Close Close
ThinkAdvisor

Life Health > Health Insurance

Here's What ACA Plans Cost in 2021 Without Subsidies

X
Your article was successfully shared with the contacts you provided.

What You Need to Know

  • The eHealth report tracked cost and plan selection trends among Affordable Care Act consumers who do not receive federal subsidies for coverage.
  • Under the American Rescue Plan, subsidies are available to anyone who would have to pay more than 8.5% of their income for benchmark coverage.
  • Average monthly premiums hovered near record highs, and deductibles keep going up.

Since 2014, eHealth’s ACA Index Reports have been monitoring cost and plan selection trends among Affordable Care Act consumers who do not receive federal subsidies in the form of advance premium tax credits: middle-income Americans just beyond the reach of subsidy assistance.

The latest report, released this week, is based on some 7,000 unsubsidized ACA customers who selected plans at eHealth.com during open enrollment for 2021 coverage between Nov. 1 and Dec. 15, 2020.

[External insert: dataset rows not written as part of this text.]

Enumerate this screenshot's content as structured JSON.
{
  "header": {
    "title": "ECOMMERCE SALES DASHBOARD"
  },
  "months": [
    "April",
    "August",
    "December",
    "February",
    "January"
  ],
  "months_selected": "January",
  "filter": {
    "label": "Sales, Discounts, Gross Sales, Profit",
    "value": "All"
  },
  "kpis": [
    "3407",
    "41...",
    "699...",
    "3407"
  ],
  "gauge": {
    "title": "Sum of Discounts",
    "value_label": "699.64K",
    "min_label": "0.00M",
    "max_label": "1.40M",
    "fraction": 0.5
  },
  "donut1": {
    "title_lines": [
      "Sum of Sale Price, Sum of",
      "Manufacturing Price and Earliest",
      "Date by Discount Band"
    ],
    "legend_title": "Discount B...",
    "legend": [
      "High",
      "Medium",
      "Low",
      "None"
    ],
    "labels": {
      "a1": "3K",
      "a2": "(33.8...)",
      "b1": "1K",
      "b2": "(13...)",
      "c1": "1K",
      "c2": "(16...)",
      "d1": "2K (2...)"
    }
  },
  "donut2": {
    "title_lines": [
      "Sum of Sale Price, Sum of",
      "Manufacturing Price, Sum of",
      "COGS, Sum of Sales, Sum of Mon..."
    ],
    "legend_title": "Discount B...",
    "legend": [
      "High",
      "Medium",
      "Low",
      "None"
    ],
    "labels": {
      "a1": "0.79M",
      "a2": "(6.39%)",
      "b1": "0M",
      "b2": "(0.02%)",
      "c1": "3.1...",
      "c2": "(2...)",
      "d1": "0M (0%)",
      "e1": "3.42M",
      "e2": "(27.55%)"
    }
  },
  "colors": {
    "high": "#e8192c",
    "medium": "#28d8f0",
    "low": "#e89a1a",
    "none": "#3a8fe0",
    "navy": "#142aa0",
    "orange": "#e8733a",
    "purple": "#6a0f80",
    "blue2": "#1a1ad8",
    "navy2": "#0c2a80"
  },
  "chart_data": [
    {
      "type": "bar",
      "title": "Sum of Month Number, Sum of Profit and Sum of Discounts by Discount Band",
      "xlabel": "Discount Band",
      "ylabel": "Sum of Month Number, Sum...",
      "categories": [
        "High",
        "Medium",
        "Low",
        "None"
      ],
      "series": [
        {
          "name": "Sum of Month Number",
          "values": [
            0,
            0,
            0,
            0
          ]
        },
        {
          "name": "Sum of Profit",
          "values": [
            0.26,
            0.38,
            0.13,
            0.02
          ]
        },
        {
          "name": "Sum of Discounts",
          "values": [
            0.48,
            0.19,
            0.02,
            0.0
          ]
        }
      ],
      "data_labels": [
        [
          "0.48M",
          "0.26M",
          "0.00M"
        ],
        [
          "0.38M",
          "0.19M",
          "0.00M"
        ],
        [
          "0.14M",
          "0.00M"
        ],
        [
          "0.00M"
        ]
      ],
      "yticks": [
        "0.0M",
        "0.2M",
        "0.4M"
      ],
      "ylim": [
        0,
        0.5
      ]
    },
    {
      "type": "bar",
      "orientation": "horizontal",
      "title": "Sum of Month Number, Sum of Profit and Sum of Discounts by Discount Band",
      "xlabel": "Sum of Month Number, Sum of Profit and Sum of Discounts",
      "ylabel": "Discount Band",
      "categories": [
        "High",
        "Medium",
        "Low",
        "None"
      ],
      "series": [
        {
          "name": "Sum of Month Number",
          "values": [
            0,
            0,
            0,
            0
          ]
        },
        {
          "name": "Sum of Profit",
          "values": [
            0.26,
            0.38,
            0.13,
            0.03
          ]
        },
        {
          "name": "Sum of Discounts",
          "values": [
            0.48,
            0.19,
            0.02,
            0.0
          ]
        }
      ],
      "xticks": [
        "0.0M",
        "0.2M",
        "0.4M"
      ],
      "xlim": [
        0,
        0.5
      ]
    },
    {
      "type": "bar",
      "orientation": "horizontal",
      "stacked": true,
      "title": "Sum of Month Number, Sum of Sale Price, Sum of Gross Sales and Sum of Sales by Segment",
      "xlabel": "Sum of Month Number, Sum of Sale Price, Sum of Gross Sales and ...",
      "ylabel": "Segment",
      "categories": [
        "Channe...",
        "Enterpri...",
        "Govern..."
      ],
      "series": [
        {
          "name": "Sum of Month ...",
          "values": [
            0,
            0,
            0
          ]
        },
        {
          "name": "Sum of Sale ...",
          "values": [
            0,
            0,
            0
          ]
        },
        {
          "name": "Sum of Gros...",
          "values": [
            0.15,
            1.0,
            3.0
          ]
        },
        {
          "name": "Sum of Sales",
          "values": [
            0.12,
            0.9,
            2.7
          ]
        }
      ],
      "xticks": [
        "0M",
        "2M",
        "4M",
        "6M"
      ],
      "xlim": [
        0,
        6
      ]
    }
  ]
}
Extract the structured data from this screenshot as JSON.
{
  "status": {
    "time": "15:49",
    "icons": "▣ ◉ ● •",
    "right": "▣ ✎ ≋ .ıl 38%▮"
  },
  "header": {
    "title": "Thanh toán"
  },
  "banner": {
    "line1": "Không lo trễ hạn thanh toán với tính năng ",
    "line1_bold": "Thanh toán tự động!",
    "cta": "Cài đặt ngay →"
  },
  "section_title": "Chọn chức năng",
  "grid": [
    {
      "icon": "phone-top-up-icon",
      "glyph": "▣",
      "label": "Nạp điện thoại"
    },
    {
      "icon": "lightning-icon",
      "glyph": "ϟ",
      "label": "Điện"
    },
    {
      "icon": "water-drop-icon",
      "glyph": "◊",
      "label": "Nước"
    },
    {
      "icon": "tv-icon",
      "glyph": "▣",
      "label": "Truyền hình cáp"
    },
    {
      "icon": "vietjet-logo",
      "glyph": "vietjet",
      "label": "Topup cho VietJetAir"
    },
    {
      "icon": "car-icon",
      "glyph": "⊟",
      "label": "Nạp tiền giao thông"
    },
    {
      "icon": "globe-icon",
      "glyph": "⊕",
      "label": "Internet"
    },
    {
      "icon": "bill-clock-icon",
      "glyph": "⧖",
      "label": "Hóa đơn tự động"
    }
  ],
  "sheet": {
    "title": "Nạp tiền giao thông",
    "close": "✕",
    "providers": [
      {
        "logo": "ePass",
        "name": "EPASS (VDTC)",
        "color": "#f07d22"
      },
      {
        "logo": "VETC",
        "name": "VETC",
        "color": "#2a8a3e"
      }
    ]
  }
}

Their applications came before passage in March of the American Rescue Plan Act, which included provisions to expand access to federal subsidies for previously ineligible consumers — that is, those with incomes above 400% of the federal poverty level. 

Under ARPA, subsidies are available to anyone who would have to pay more than 8.5% of their income for benchmark coverage.

Many consumers within the new report’s data set will have applied for federal subsidies under ARPA after they were made available, eHealth said.

It noted, however, that its latest findings are important because ARPA’s provisions have not yet been made permanent.

“As such, we believe the current installment of eHealth’s ACA Index Report presents a compelling record of the pre-ARPA market, from 2014 to 2021, and serves as a reminder of the cost burden millions of ACA enrollees may once again be asked to shoulder if expanded subsidy access is allowed to expire after 2022.

Report Highlights

Average monthly premiums hovered near record highs. Average individual premiums for 2021 decreased 1% year over year, from $456 to $450 per month; average family premiums remained nearly unchanged, at $1,157 per month.

Five-year trend lines showed a steep increase in premiums. Since 2016, average premiums increased 40%, while family premiums increased 39%.

Average deductibles continued to rise. Those for individual plans increased 4% since 2019, while deductibles for family coverage increased 7% in the same period.

Annual potential costs for a family of four again topped $25,000. For 2021, the average four-person family paid $16,776 in annual premiums and faced an annual deductible of $8,440.

Silver plans topped Bronze plans for the first time since eHealth began tracking trends in 2014 (other plans are Platinum and Gold on the high end and Catastrophe on the low end). Thirty-nine percent of unsubsidized consumers chose Silver plans and 36% chose Bronze plans.

Exclusive provider organization plans continued to increase in popularity: As of 2021, EPO plans accounted for 35% of all plan selections, while HMO plans accounted for 49% and PPO plans for 17%.